(Website and app data records)
====

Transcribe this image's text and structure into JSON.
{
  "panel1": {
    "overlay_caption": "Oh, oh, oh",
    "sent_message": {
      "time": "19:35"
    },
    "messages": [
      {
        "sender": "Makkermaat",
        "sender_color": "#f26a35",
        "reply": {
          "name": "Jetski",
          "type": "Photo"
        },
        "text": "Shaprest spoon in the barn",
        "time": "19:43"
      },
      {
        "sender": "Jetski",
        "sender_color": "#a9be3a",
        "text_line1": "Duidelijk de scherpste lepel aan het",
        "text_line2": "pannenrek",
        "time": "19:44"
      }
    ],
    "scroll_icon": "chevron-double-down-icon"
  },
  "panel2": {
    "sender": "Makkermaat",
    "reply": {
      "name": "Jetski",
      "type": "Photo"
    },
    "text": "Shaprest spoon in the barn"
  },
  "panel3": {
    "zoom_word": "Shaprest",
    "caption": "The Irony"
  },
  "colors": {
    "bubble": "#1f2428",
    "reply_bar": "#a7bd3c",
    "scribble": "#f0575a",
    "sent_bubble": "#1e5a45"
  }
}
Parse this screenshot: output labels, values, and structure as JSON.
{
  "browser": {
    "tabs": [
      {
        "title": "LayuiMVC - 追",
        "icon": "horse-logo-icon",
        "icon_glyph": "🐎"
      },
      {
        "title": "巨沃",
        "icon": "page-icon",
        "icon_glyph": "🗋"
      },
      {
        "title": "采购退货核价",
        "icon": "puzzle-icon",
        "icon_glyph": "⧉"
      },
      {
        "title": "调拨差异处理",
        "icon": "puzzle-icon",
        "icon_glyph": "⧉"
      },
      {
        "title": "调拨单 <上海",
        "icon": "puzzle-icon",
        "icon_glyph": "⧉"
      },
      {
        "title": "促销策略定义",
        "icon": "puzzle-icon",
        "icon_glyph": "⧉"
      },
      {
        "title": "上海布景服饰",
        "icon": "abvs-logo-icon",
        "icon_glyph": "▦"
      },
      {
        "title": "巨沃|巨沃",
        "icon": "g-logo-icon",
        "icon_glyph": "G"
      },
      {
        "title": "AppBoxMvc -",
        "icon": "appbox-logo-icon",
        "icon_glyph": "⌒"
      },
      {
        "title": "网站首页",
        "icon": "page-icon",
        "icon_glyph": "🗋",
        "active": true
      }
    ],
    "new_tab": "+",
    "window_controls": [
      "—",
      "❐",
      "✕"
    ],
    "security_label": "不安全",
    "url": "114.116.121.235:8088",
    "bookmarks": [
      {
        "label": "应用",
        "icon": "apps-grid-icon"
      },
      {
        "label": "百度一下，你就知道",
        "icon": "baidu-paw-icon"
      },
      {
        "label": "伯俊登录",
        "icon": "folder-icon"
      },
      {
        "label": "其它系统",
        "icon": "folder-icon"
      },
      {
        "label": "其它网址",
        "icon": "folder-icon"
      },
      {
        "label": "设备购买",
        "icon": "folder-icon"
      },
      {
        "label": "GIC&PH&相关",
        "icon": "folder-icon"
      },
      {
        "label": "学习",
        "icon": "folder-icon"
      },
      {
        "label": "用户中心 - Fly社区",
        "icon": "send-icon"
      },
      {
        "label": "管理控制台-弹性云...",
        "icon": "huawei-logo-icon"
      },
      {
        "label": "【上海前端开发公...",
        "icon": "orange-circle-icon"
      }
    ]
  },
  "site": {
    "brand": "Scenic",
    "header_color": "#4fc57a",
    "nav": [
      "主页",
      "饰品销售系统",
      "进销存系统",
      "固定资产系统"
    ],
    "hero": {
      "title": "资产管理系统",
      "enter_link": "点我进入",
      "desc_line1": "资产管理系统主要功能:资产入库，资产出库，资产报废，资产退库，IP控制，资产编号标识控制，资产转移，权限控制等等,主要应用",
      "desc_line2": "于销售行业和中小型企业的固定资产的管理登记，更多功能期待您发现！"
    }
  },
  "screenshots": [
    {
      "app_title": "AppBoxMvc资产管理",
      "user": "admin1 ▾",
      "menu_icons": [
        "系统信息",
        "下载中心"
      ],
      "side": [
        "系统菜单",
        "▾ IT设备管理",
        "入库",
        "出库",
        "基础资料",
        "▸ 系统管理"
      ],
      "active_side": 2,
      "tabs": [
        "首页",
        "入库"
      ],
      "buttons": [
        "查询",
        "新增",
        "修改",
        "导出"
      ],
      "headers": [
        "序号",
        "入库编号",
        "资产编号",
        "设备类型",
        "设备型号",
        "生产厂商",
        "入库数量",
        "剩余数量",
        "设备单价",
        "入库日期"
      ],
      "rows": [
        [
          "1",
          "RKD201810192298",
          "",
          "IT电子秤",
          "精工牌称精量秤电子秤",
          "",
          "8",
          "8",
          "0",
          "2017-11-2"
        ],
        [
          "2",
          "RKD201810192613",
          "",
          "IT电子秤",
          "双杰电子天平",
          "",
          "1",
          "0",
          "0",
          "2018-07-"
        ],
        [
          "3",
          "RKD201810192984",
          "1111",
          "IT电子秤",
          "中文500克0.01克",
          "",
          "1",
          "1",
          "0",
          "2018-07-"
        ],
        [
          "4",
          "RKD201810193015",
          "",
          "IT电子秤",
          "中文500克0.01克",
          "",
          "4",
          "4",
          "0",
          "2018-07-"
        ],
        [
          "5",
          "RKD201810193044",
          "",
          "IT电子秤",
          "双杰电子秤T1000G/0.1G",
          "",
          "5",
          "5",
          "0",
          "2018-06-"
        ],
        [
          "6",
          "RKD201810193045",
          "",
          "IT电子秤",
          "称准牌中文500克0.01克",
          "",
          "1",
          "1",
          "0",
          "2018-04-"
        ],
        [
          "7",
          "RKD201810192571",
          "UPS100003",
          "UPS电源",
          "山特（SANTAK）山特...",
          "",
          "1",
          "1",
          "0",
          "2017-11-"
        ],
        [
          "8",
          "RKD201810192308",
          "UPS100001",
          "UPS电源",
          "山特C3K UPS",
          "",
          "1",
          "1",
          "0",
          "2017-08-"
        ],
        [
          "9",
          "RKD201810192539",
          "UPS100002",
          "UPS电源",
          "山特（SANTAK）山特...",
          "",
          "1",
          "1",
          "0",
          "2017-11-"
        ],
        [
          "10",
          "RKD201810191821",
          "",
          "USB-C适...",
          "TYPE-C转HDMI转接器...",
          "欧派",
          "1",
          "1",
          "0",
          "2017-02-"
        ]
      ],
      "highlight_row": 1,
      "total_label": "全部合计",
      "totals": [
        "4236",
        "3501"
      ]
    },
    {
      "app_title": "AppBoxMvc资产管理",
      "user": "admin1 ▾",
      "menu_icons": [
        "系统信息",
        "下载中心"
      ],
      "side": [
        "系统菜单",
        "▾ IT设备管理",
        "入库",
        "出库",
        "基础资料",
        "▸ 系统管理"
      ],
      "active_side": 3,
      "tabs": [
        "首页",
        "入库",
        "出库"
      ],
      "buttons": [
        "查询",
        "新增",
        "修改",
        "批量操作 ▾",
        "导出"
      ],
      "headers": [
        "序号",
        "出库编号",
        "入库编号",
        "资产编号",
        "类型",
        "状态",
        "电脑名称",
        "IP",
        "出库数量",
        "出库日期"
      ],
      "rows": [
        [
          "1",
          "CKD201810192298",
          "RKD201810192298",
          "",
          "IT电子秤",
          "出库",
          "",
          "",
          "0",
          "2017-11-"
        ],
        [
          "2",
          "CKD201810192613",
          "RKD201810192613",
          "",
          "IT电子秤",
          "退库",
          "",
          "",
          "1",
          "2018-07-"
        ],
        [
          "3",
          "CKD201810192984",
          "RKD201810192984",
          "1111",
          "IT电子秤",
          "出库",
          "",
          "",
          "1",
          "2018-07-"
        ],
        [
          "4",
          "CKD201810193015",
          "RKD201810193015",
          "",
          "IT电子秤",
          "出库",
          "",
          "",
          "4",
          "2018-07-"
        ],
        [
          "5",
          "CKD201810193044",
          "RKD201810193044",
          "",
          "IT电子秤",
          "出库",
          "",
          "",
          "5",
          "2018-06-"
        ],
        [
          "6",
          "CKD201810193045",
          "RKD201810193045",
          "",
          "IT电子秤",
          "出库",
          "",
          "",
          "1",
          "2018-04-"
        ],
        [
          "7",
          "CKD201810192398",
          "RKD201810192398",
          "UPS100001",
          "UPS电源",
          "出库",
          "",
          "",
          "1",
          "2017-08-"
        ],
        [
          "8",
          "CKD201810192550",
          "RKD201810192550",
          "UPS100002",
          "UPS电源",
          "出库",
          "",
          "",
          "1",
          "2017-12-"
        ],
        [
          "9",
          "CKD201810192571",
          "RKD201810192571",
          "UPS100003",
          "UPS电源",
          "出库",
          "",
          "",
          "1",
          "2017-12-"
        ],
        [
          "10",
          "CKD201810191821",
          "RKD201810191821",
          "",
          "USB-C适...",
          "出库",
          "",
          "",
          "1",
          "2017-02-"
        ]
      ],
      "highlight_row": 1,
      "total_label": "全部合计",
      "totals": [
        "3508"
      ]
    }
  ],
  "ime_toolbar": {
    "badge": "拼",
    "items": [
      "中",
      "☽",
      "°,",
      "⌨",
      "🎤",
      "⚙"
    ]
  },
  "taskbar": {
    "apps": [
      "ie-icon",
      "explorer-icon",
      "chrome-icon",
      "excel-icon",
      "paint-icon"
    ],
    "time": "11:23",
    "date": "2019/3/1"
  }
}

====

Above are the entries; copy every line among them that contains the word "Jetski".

Your solution:
          "name": "Jetski",
        "sender": "Jetski",
      "name": "Jetski",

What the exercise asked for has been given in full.